__PROBLEM STATEMENT__:
Type out the records that follow, exactly as given.

__RECORDS SHOWN__:
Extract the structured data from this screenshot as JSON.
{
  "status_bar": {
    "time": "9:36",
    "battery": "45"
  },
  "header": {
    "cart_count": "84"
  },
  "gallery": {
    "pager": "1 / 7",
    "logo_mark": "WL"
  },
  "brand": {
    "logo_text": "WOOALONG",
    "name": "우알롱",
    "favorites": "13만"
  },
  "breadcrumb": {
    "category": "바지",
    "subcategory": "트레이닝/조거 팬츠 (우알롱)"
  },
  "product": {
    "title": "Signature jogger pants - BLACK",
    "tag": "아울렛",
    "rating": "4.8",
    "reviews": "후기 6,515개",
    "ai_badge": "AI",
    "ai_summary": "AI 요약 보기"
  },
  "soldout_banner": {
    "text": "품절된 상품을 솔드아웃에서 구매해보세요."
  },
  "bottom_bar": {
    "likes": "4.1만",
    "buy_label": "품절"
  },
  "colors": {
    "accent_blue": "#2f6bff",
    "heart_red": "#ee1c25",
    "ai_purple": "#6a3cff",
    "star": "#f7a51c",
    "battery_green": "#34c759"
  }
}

__RESPONSE__:
Extract the structured data from this screenshot as JSON.
{
  "status_bar": {
    "time": "9:36",
    "battery": "45"
  },
  "header": {
    "cart_count": "84"
  },
  "gallery": {
    "pager": "1 / 7",
    "logo_mark": "WL"
  },
  "brand": {
    "logo_text": "WOOALONG",
    "name": "우알롱",
    "favorites": "13만"
  },
  "breadcrumb": {
    "category": "바지",
    "subcategory": "트레이닝/조거 팬츠 (우알롱)"
  },
  "product": {
    "title": "Signature jogger pants - BLACK",
    "tag": "아울렛",
    "rating": "4.8",
    "reviews": "후기 6,515개",
    "ai_badge": "AI",
    "ai_summary": "AI 요약 보기"
  },
  "soldout_banner": {
    "text": "품절된 상품을 솔드아웃에서 구매해보세요."
  },
  "bottom_bar": {
    "likes": "4.1만",
    "buy_label": "품절"
  },
  "colors": {
    "accent_blue": "#2f6bff",
    "heart_red": "#ee1c25",
    "ai_purple": "#6a3cff",
    "star": "#f7a51c",
    "battery_green": "#34c759"
  }
}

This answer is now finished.